Economists, traders, investors, and policymakers all take great interest in the financial health of consumers and what they may do next. Here are some popular indicators of consumer behavior.
The Monthly Retail Trade Survey is conducted by the U.S. Census Bureau, which mails questionnaires to about 12,500 businesses. The Census Bureau uses the data to estimate the dollar value of total national retail sales, the value of month-end retail inventories, and the ratio of retail inventories to sales.
The Monthly Retail Trade Survey results are used by the Bureau of Economic Analysis to help calculate GDP and by the Bureau of Labor Statistics to calculate the consumer price index and productivity measurements. The White House uses them to analyze current economic activity. The Federal Reserve uses them to detect trends in consumer behavior. And the private sector uses them to measure economic trends.
The Bureau of Labor Statistics Consumer Expenditure Survey comprises two separate surveys that collect information from about 7,000 households. The weekly Diary Survey asks participants to document their expenditures for food and beverages, nonprescription drugs, tobacco, and other personal care products. The quarterly Interview Survey asks about larger monthly expenditures such as housing, clothing, transportation, entertainment, and health care.
The Consumer Expenditure Survey is noteworthy for the ways in which it links the data collected with the respondents’ household characteristics. Characteristics measured include the amount and number of incomes in the household; how long they have lived in their homes; as well as their age, gender, education, race, and other details that might illuminate consumer behavior.
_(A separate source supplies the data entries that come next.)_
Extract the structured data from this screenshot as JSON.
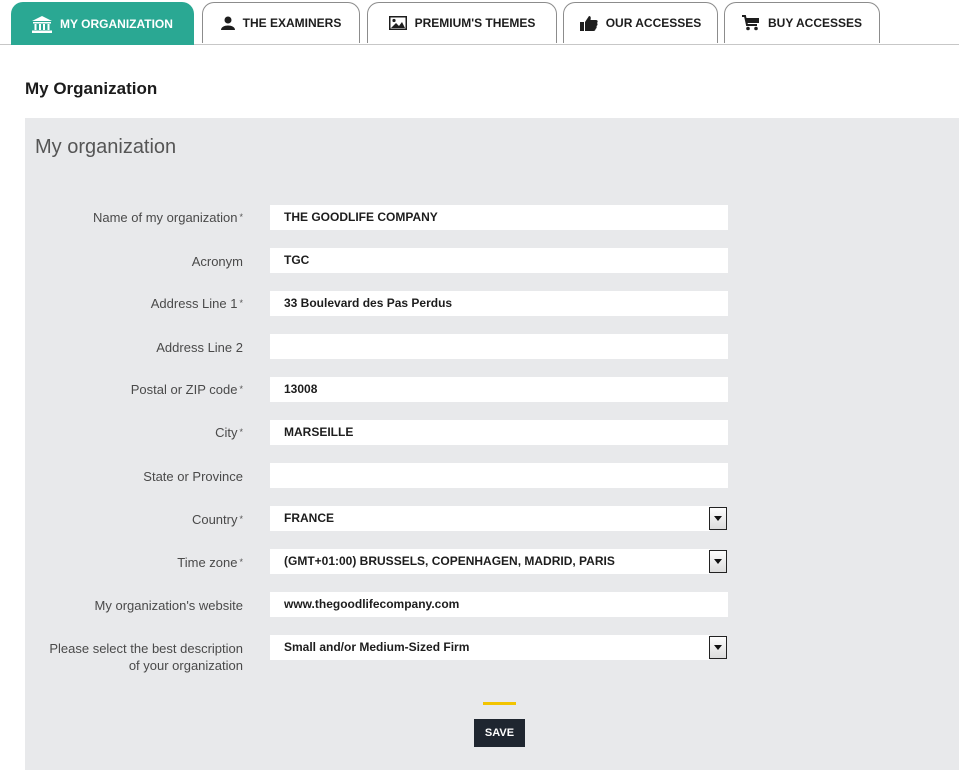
{
  "tabs": [
    {
      "label": "MY ORGANIZATION",
      "icon": "bank-icon",
      "active": true
    },
    {
      "label": "THE EXAMINERS",
      "icon": "user-icon",
      "active": false
    },
    {
      "label": "PREMIUM'S THEMES",
      "icon": "image-icon",
      "active": false
    },
    {
      "label": "OUR ACCESSES",
      "icon": "thumbs-up-icon",
      "active": false
    },
    {
      "label": "BUY ACCESSES",
      "icon": "cart-icon",
      "active": false
    }
  ],
  "page_title": "My Organization",
  "panel_title": "My organization",
  "form": {
    "name": {
      "label": "Name of my organization",
      "required": "*",
      "value": "THE GOODLIFE COMPANY"
    },
    "acronym": {
      "label": "Acronym",
      "value": "TGC"
    },
    "address1": {
      "label": "Address Line 1",
      "required": "*",
      "value": "33 Boulevard des Pas Perdus"
    },
    "address2": {
      "label": "Address Line 2",
      "value": ""
    },
    "postal": {
      "label": "Postal or ZIP code",
      "required": "*",
      "value": "13008"
    },
    "city": {
      "label": "City",
      "required": "*",
      "value": "MARSEILLE"
    },
    "state": {
      "label": "State or Province",
      "value": ""
    },
    "country": {
      "label": "Country",
      "required": "*",
      "value": "FRANCE"
    },
    "timezone": {
      "label": "Time zone",
      "required": "*",
      "value": "(GMT+01:00) BRUSSELS, COPENHAGEN, MADRID, PARIS"
    },
    "website": {
      "label": "My organization's website",
      "value": "www.thegoodlifecompany.com"
    },
    "description": {
      "label_line1": "Please select the best description",
      "label_line2": "of your organization",
      "value": "Small and/or Medium-Sized Firm"
    }
  },
  "save_label": "SAVE",
  "colors": {
    "accent": "#2aa893",
    "panel": "#e8e9eb",
    "save_button": "#1f2630",
    "divider": "#f2c400"
  }
}
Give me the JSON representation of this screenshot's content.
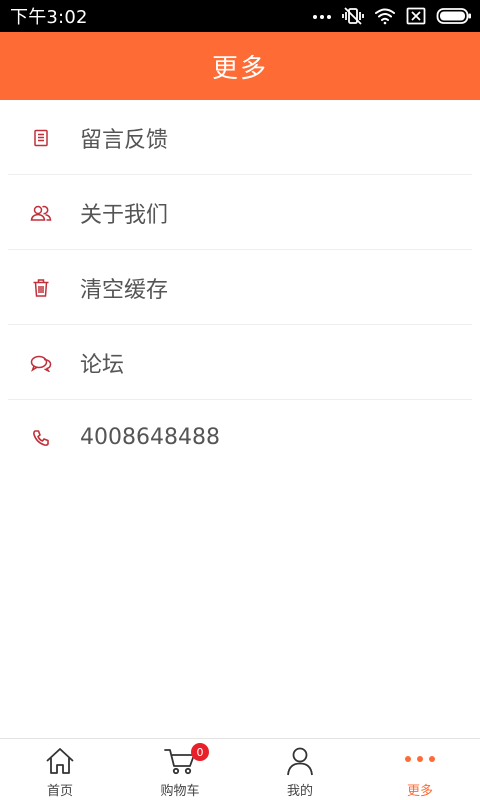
{
  "status_bar": {
    "time": "下午3:02"
  },
  "header": {
    "title": "更多"
  },
  "menu": {
    "items": [
      {
        "label": "留言反馈",
        "icon": "document-icon"
      },
      {
        "label": "关于我们",
        "icon": "users-icon"
      },
      {
        "label": "清空缓存",
        "icon": "trash-icon"
      },
      {
        "label": "论坛",
        "icon": "chat-bubbles-icon"
      },
      {
        "label": "4008648488",
        "icon": "phone-icon"
      }
    ]
  },
  "tabbar": {
    "tabs": [
      {
        "label": "首页",
        "icon": "home-icon",
        "active": false
      },
      {
        "label": "购物车",
        "icon": "cart-icon",
        "active": false,
        "badge": "0"
      },
      {
        "label": "我的",
        "icon": "user-icon",
        "active": false
      },
      {
        "label": "更多",
        "icon": "more-dots-icon",
        "active": true
      }
    ]
  },
  "colors": {
    "accent": "#ff6b35",
    "icon": "#c0303a",
    "badge": "#e8202a"
  }
}
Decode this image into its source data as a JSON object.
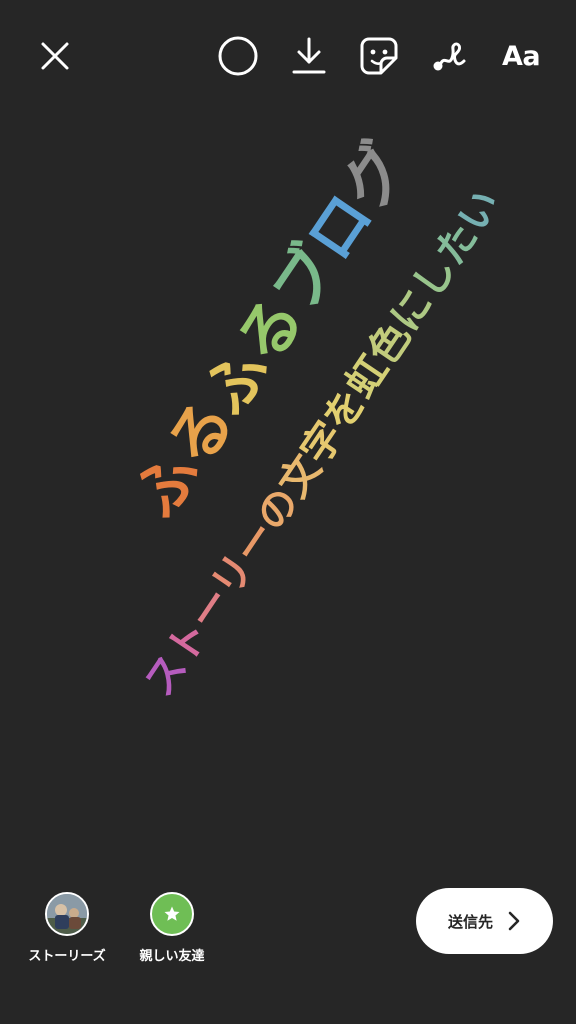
{
  "toolbar": {
    "close_icon": "close-icon",
    "circle_icon": "circle-icon",
    "download_icon": "download-icon",
    "sticker_icon": "sticker-icon",
    "draw_icon": "draw-icon",
    "text_tool_label": "Aa"
  },
  "story_text": {
    "line1": "ふるふるブログ",
    "line1_colors": [
      "#e47b3d",
      "#e8a24a",
      "#e3c45c",
      "#96c86b",
      "#79b98a",
      "#5aa0d6",
      "#8c8c8c"
    ],
    "line2": "ストーリーの文字を虹色にしたい",
    "line2_colors": [
      "#b65cbe",
      "#d4699e",
      "#df7d86",
      "#e58a72",
      "#e79866",
      "#e9a86a",
      "#e8b86e",
      "#e6c86f",
      "#e2d070",
      "#d4d076",
      "#c2cc7c",
      "#aec984",
      "#98c48c",
      "#84bc9a",
      "#76b0b2"
    ]
  },
  "bottom_bar": {
    "stories_label": "ストーリーズ",
    "close_friends_label": "親しい友達",
    "close_friends_color": "#6fbe55",
    "send_to_label": "送信先"
  },
  "colors": {
    "background": "#262626",
    "foreground": "#ffffff"
  }
}
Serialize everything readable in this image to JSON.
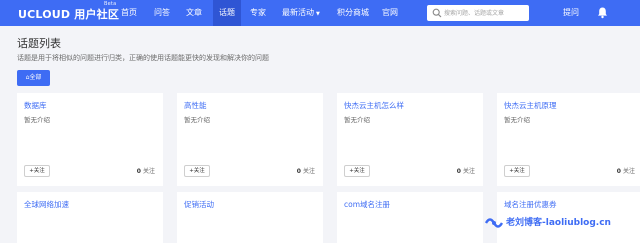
{
  "brand": {
    "logo": "UCLOUD 用户社区",
    "badge": "Beta"
  },
  "nav": {
    "items": [
      "首页",
      "问答",
      "文章",
      "话题",
      "专家",
      "最新活动",
      "积分商城",
      "官网"
    ],
    "active": "话题"
  },
  "search": {
    "placeholder": "搜索问题、话题或文章"
  },
  "header_actions": {
    "ask": "提问"
  },
  "page": {
    "title": "话题列表",
    "description": "话题是用于将相似的问题进行归类，正确的使用话题能更快的发现和解决你的问题",
    "all_button": "全部"
  },
  "topics": [
    {
      "name": "数据库",
      "desc": "暂无介绍",
      "follow": "关注",
      "count": "0",
      "count_label": "关注"
    },
    {
      "name": "高性能",
      "desc": "暂无介绍",
      "follow": "关注",
      "count": "0",
      "count_label": "关注"
    },
    {
      "name": "快杰云主机怎么样",
      "desc": "暂无介绍",
      "follow": "关注",
      "count": "0",
      "count_label": "关注"
    },
    {
      "name": "快杰云主机原理",
      "desc": "暂无介绍",
      "follow": "关注",
      "count": "0",
      "count_label": "关注"
    },
    {
      "name": "全球网络加速",
      "desc": ""
    },
    {
      "name": "促销活动",
      "desc": ""
    },
    {
      "name": "com域名注册",
      "desc": ""
    },
    {
      "name": "域名注册优惠券",
      "desc": ""
    }
  ],
  "watermark": {
    "text": "老刘博客-laoliublog.cn"
  },
  "colors": {
    "primary": "#3e6cf4",
    "active_nav": "#2f55d4",
    "background": "#f3f4f8"
  }
}
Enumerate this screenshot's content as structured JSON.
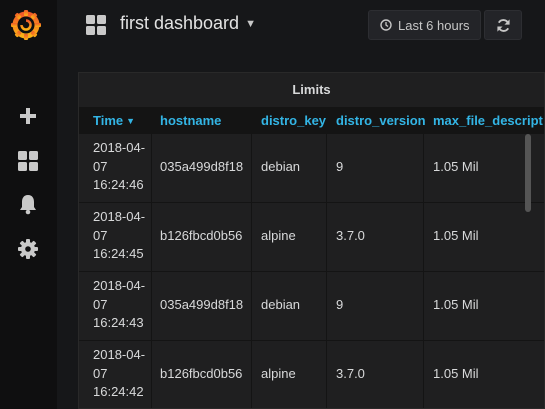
{
  "header": {
    "dashboard_title": "first dashboard",
    "time_range_label": "Last 6 hours"
  },
  "sidebar": {
    "items": [
      {
        "icon": "grafana-logo-icon"
      },
      {
        "icon": "plus-icon"
      },
      {
        "icon": "dashboards-icon"
      },
      {
        "icon": "bell-icon"
      },
      {
        "icon": "gear-icon"
      }
    ]
  },
  "panel": {
    "title": "Limits",
    "columns": [
      "Time",
      "hostname",
      "distro_key",
      "distro_version",
      "max_file_descript"
    ],
    "sort_column": "Time",
    "rows": [
      {
        "time_l1": "2018-04-",
        "time_l2": "07",
        "time_l3": "16:24:46",
        "hostname": "035a499d8f18",
        "distro_key": "debian",
        "distro_version": "9",
        "max_file": "1.05 Mil"
      },
      {
        "time_l1": "2018-04-",
        "time_l2": "07",
        "time_l3": "16:24:45",
        "hostname": "b126fbcd0b56",
        "distro_key": "alpine",
        "distro_version": "3.7.0",
        "max_file": "1.05 Mil"
      },
      {
        "time_l1": "2018-04-",
        "time_l2": "07",
        "time_l3": "16:24:43",
        "hostname": "035a499d8f18",
        "distro_key": "debian",
        "distro_version": "9",
        "max_file": "1.05 Mil"
      },
      {
        "time_l1": "2018-04-",
        "time_l2": "07",
        "time_l3": "16:24:42",
        "hostname": "b126fbcd0b56",
        "distro_key": "alpine",
        "distro_version": "3.7.0",
        "max_file": "1.05 Mil"
      }
    ]
  },
  "colors": {
    "accent_blue": "#33b5e5",
    "logo_orange": "#f05a28",
    "background": "#161719",
    "panel": "#1f1f20"
  }
}
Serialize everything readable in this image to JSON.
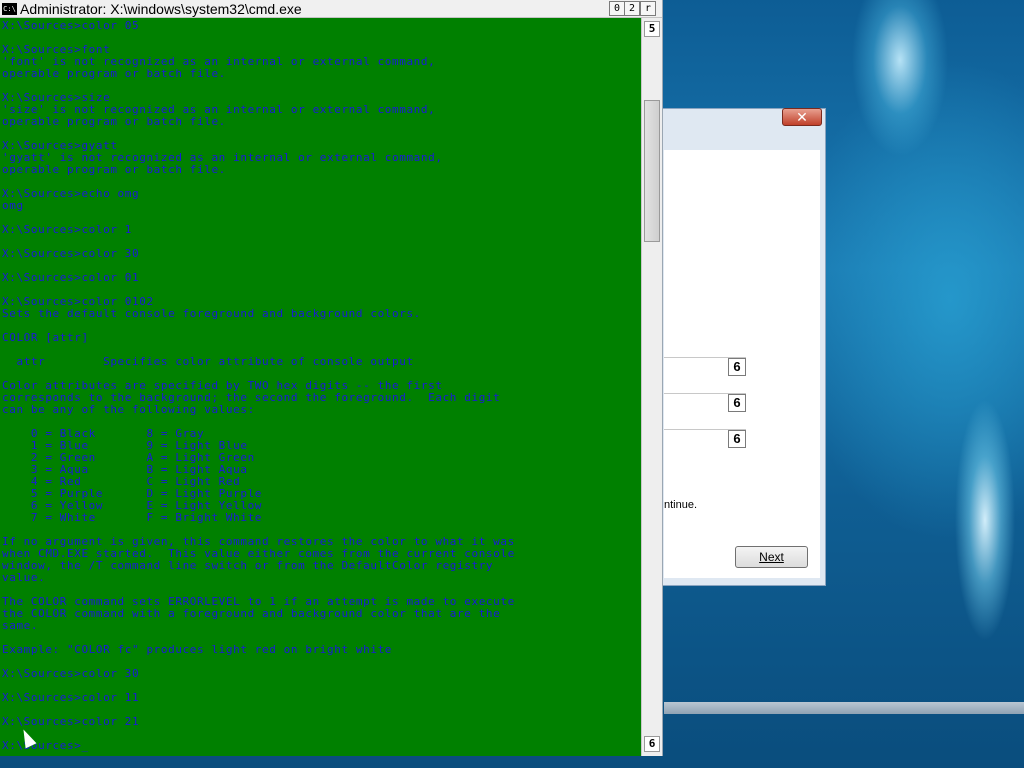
{
  "cmd_window": {
    "title": "Administrator: X:\\windows\\system32\\cmd.exe",
    "icon": "C:\\",
    "buttons": {
      "minimize": "0",
      "maximize": "2",
      "close": "r"
    },
    "scroll_up": "5",
    "scroll_down": "6",
    "console_lines": [
      "X:\\Sources>color 05",
      "",
      "X:\\Sources>font",
      "'font' is not recognized as an internal or external command,",
      "operable program or batch file.",
      "",
      "X:\\Sources>size",
      "'size' is not recognized as an internal or external command,",
      "operable program or batch file.",
      "",
      "X:\\Sources>gyatt",
      "'gyatt' is not recognized as an internal or external command,",
      "operable program or batch file.",
      "",
      "X:\\Sources>echo omg",
      "omg",
      "",
      "X:\\Sources>color 1",
      "",
      "X:\\Sources>color 30",
      "",
      "X:\\Sources>color 01",
      "",
      "X:\\Sources>color 0102",
      "Sets the default console foreground and background colors.",
      "",
      "COLOR [attr]",
      "",
      "  attr        Specifies color attribute of console output",
      "",
      "Color attributes are specified by TWO hex digits -- the first",
      "corresponds to the background; the second the foreground.  Each digit",
      "can be any of the following values:",
      "",
      "    0 = Black       8 = Gray",
      "    1 = Blue        9 = Light Blue",
      "    2 = Green       A = Light Green",
      "    3 = Aqua        B = Light Aqua",
      "    4 = Red         C = Light Red",
      "    5 = Purple      D = Light Purple",
      "    6 = Yellow      E = Light Yellow",
      "    7 = White       F = Bright White",
      "",
      "If no argument is given, this command restores the color to what it was",
      "when CMD.EXE started.  This value either comes from the current console",
      "window, the /T command line switch or from the DefaultColor registry",
      "value.",
      "",
      "The COLOR command sets ERRORLEVEL to 1 if an attempt is made to execute",
      "the COLOR command with a foreground and background color that are the",
      "same.",
      "",
      "Example: \"COLOR fc\" produces light red on bright white",
      "",
      "X:\\Sources>color 30",
      "",
      "X:\\Sources>color 11",
      "",
      "X:\\Sources>color 21",
      "",
      "X:\\Sources>_"
    ],
    "colors": {
      "console_bg": "#008000",
      "console_fg": "#1a1ad8"
    }
  },
  "setup_dialog": {
    "close_glyph": "✕",
    "spinners": [
      "6",
      "6",
      "6"
    ],
    "continue_text": "ntinue.",
    "next_button": "Next"
  },
  "icons": {
    "cmd": "cmd-icon",
    "close": "close-icon",
    "scroll_up": "scroll-up-icon",
    "scroll_down": "scroll-down-icon",
    "cursor": "mouse-pointer-icon"
  }
}
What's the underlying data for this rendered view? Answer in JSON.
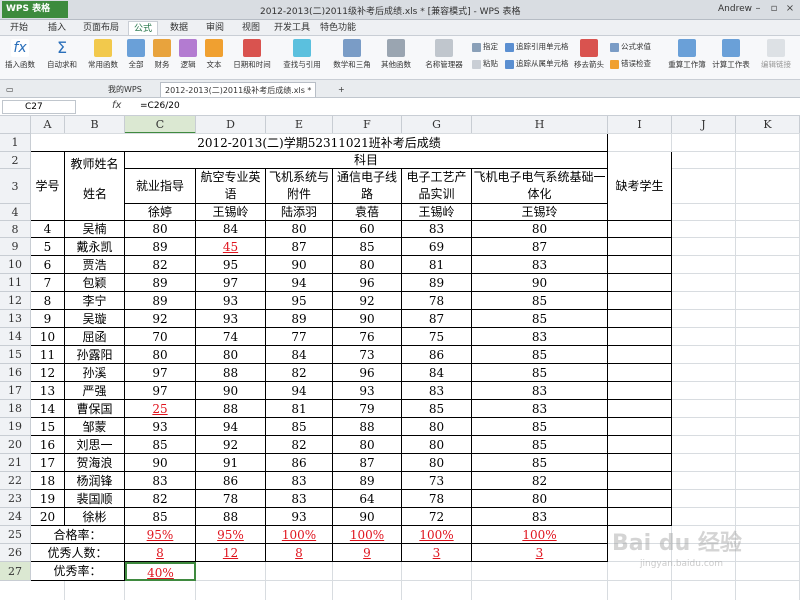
{
  "app": {
    "name": "WPS 表格",
    "window_title": "2012-2013(二)2011级补考后成绩.xls * [兼容模式] - WPS 表格",
    "user": "Andrew"
  },
  "menu": [
    "开始",
    "插入",
    "页面布局",
    "公式",
    "数据",
    "审阅",
    "视图",
    "开发工具",
    "特色功能"
  ],
  "active_menu": "公式",
  "ribbon": {
    "insert_func": "插入函数",
    "autosum": "自动求和",
    "common": "常用函数",
    "all": "全部",
    "finance": "财务",
    "logic": "逻辑",
    "text": "文本",
    "datetime": "日期和时间",
    "lookup": "查找与引用",
    "math": "数学和三角",
    "other": "其他函数",
    "name_mgr": "名称管理器",
    "specify": "指定",
    "paste": "粘贴",
    "trace_prec": "追踪引用单元格",
    "trace_dep": "追踪从属单元格",
    "remove_arrows": "移去箭头",
    "show_formula": "公式求值",
    "error_check": "错误检查",
    "recalc_wb": "重算工作簿",
    "calc_ws": "计算工作表",
    "edit_link": "编辑链接"
  },
  "tabs": {
    "wps": "我的WPS",
    "file": "2012-2013(二)2011级补考后成绩.xls *",
    "plus": "+"
  },
  "formula_bar": {
    "cell": "C27",
    "fx": "fx",
    "formula": "=C26/20"
  },
  "columns": [
    "A",
    "B",
    "C",
    "D",
    "E",
    "F",
    "G",
    "H",
    "I",
    "J",
    "K"
  ],
  "rows": [
    "1",
    "2",
    "3",
    "4",
    "8",
    "9",
    "10",
    "11",
    "12",
    "13",
    "14",
    "15",
    "16",
    "17",
    "18",
    "19",
    "20",
    "21",
    "22",
    "23",
    "24",
    "25",
    "26",
    "27"
  ],
  "sheet": {
    "title": "2012-2013(二)学期52311021班补考后成绩",
    "subject_header": "科目",
    "student_id": "学号",
    "teacher_name_header": "教师姓名",
    "name_header": "姓名",
    "subjects": [
      "就业指导",
      "航空专业英语",
      "飞机系统与附件",
      "通信电子线路",
      "电子工艺产品实训",
      "飞机电子电气系统基础一体化"
    ],
    "teachers": [
      "徐婷",
      "王锡岭",
      "陆添羽",
      "袁蓓",
      "王锡岭",
      "王锡玲"
    ],
    "absent_header": "缺考学生",
    "students": [
      {
        "id": "4",
        "name": "吴楠",
        "s": [
          "80",
          "84",
          "80",
          "60",
          "83",
          "80"
        ]
      },
      {
        "id": "5",
        "name": "戴永凯",
        "s": [
          "89",
          "45",
          "87",
          "85",
          "69",
          "87"
        ]
      },
      {
        "id": "6",
        "name": "贾浩",
        "s": [
          "82",
          "95",
          "90",
          "80",
          "81",
          "83"
        ]
      },
      {
        "id": "7",
        "name": "包颖",
        "s": [
          "89",
          "97",
          "94",
          "96",
          "89",
          "90"
        ]
      },
      {
        "id": "8",
        "name": "李宁",
        "s": [
          "89",
          "93",
          "95",
          "92",
          "78",
          "85"
        ]
      },
      {
        "id": "9",
        "name": "吴璇",
        "s": [
          "92",
          "93",
          "89",
          "90",
          "87",
          "85"
        ]
      },
      {
        "id": "10",
        "name": "屈函",
        "s": [
          "70",
          "74",
          "77",
          "76",
          "75",
          "83"
        ]
      },
      {
        "id": "11",
        "name": "孙露阳",
        "s": [
          "80",
          "80",
          "84",
          "73",
          "86",
          "85"
        ]
      },
      {
        "id": "12",
        "name": "孙溪",
        "s": [
          "97",
          "88",
          "82",
          "96",
          "84",
          "85"
        ]
      },
      {
        "id": "13",
        "name": "严强",
        "s": [
          "97",
          "90",
          "94",
          "93",
          "83",
          "83"
        ]
      },
      {
        "id": "14",
        "name": "曹保国",
        "s": [
          "25",
          "88",
          "81",
          "79",
          "85",
          "83"
        ]
      },
      {
        "id": "15",
        "name": "邹蒙",
        "s": [
          "93",
          "94",
          "85",
          "88",
          "80",
          "85"
        ]
      },
      {
        "id": "16",
        "name": "刘思一",
        "s": [
          "85",
          "92",
          "82",
          "80",
          "80",
          "85"
        ]
      },
      {
        "id": "17",
        "name": "贺海浪",
        "s": [
          "90",
          "91",
          "86",
          "87",
          "80",
          "85"
        ]
      },
      {
        "id": "18",
        "name": "杨润锋",
        "s": [
          "83",
          "86",
          "83",
          "89",
          "73",
          "82"
        ]
      },
      {
        "id": "19",
        "name": "裴国顺",
        "s": [
          "82",
          "78",
          "83",
          "64",
          "78",
          "80"
        ]
      },
      {
        "id": "20",
        "name": "徐彬",
        "s": [
          "85",
          "88",
          "93",
          "90",
          "72",
          "83"
        ]
      }
    ],
    "pass_rate_label": "合格率：",
    "pass_rates": [
      "95%",
      "95%",
      "100%",
      "100%",
      "100%",
      "100%"
    ],
    "excellent_count_label": "优秀人数：",
    "excellent_counts": [
      "8",
      "12",
      "8",
      "9",
      "3",
      "3"
    ],
    "excellent_rate_label": "优秀率：",
    "excellent_rate": "40%"
  },
  "watermark": {
    "main": "Bai du 经验",
    "sub": "jingyan.baidu.com"
  },
  "colors": {
    "accent": "#3f8a3f",
    "fail_red": "#e0141e"
  }
}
Perhaps the best-known consumer survey is the Consumer Confidence Index, which measures consumer attitudes rather than behavior. Each month, The Conference Board polls 5,000 households about their assessment of business conditions and the outlook for their regions. The rub is that the CCI does not appear to predict consumer behavior. Consumer spending has increased every year, regardless of the direction of consumer confidence. Dips may occur from one month to the next, but spending has increased on an annual basis as far back as available records go.
Consumer behavior can be a good source of clues about the direction of the economy and the financial markets. Keeping a close eye may help with decisions about your portfolio.